(also Tunneling Malware)

Tunneling virus definition

A tunneling virus, or tunneling malware, is a type of malicious software that hides from regular security scans by using special techniques to go undetected. It avoids antivirus programs by inserting itself into lower levels of the computer system, making it harder to find and remove. This allows the malware to operate in the background, causing damage or stealing information without being noticed right away. 

See also: Anna Kournikova virus, antivirus scanner

How does a tunneling virus work?

  • The virus gets into your computer through a downloaded file or an email attachment. 
  • Once inside, it uses special techniques to avoid detection by your antivirus software (like operating at lower levels of the system, where it’s less likely to be noticed). 
  • The virus creates a "tunnel" to bypass regular security checks.

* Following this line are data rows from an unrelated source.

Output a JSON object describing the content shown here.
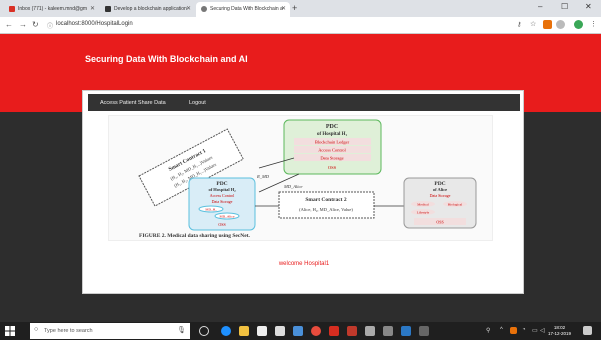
{
  "browser": {
    "tabs": [
      {
        "label": "Inbox (771) - kaleem.mnd@gm",
        "active": false
      },
      {
        "label": "Develop a blockchain application",
        "active": false
      },
      {
        "label": "Securing Data With Blockchain a",
        "active": true
      }
    ],
    "new_tab": "+",
    "url": "localhost:8000/HospitalLogin",
    "window_controls": [
      "–",
      "☐",
      "✕"
    ]
  },
  "page": {
    "title": "Securing Data With Blockchain and AI",
    "nav": [
      "Access Patient Share Data",
      "Logout"
    ],
    "welcome": "welcome Hospital1",
    "figure": {
      "pdc_top_title": "PDC",
      "pdc_top_sub": "of Hospital H₁",
      "pdc_top_rows": [
        "Blockchain Ledger",
        "Access Control",
        "Data Storage",
        "OSS"
      ],
      "smart_contract_1": "Smart Contract 1",
      "sc1_lines": [
        "(H₁, H₂, MD_H₁...)Values",
        "(H₁, H₂, MD_H₁...)Values"
      ],
      "pdc_left_title": "PDC",
      "pdc_left_sub": "of Hospital H₂",
      "pdc_left_rows": [
        "Access Control",
        "Data Storage",
        "MD_H₂",
        "MD_Alice",
        "OSS"
      ],
      "smart_contract_2": "Smart Contract 2",
      "sc2_line": "(Alice, H₂, MD_Alice, Value)",
      "pdc_right_title": "PDC",
      "pdc_right_sub": "of Alice",
      "pdc_right_rows": [
        "Data Storage",
        "Medical",
        "Biological",
        "Lifestyle",
        "OSS"
      ],
      "arrow_labels": [
        "R_MD",
        "MD_Alice"
      ],
      "caption": "FIGURE 2.   Medical data sharing using SecNet."
    }
  },
  "taskbar": {
    "search_placeholder": "Type here to search",
    "time": "18:02",
    "date": "17-12-2019"
  }
}
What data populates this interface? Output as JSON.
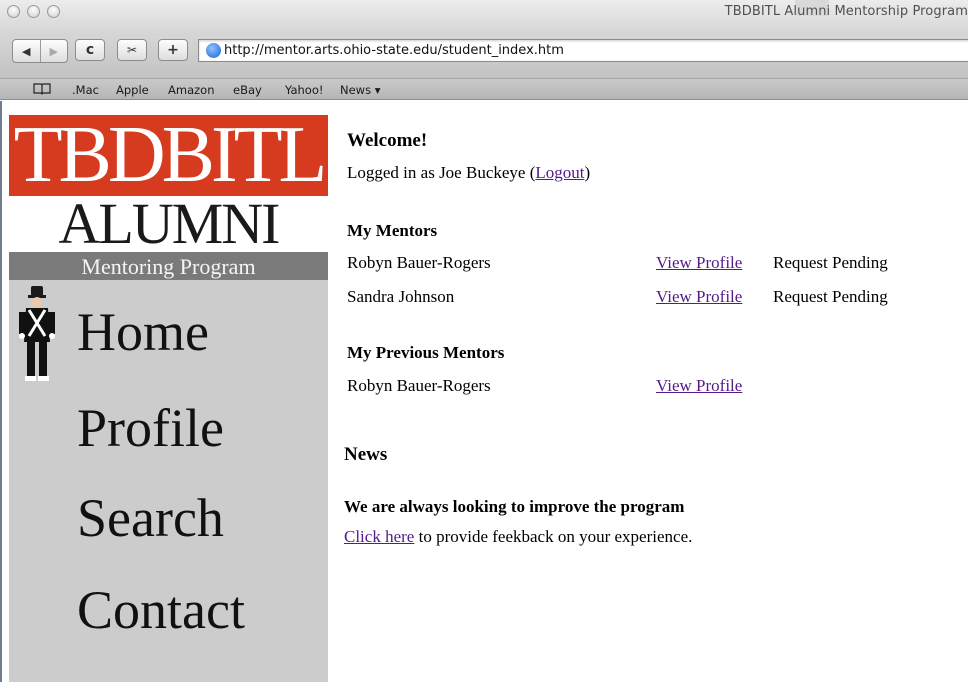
{
  "browser": {
    "window_title": "TBDBITL Alumni Mentorship Program",
    "url": "http://mentor.arts.ohio-state.edu/student_index.htm",
    "back_label": "◀",
    "forward_label": "▶",
    "reload_label": "c",
    "snip_label": "✂",
    "add_label": "+",
    "bookmarks": [
      ".Mac",
      "Apple",
      "Amazon",
      "eBay",
      "Yahoo!",
      "News ▾"
    ]
  },
  "logo": {
    "line1": "TBDBITL",
    "line2": "ALUMNI",
    "line3": "Mentoring Program"
  },
  "nav": {
    "items": [
      "Home",
      "Profile",
      "Search",
      "Contact"
    ]
  },
  "welcome": {
    "heading": "Welcome!",
    "logged_in_prefix": "Logged in as Joe Buckeye (",
    "logout_label": "Logout",
    "logged_in_suffix": ")"
  },
  "mentors": {
    "heading": "My Mentors",
    "rows": [
      {
        "name": "Robyn Bauer-Rogers",
        "link": "View Profile",
        "status": "Request Pending"
      },
      {
        "name": "Sandra Johnson",
        "link": "View Profile",
        "status": "Request Pending"
      }
    ]
  },
  "previous_mentors": {
    "heading": "My Previous Mentors",
    "rows": [
      {
        "name": "Robyn Bauer-Rogers",
        "link": "View Profile"
      }
    ]
  },
  "news": {
    "heading": "News",
    "item_title": "We are always looking to improve the program",
    "feedback_link": "Click here",
    "feedback_text": " to provide feekback on your experience."
  }
}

This means it can move through the system without triggering alarms from antivirus programs.
  • It then works on its malicious activities, like corrupting files, stealing data, or creating backdoors for other malware, while staying hidden from security tools.
  • The virus stays active on your system by embedding itself in critical parts that are less likely to be scanned or cleaned by regular antivirus software.

How does a tunneling virus infect devices? 

  • Opening infected attachments in emails.
  • Downloading and running infected software or files from the internet.
  • Visiting unsafe or malicious websites that exploit vulnerabilities in your browser.
  • Plugging in USB drives that are already infected with the virus.
  • Exploiting weaknesses in network security to spread to connected devices.
  • Taking advantage of bugs in operating systems or apps.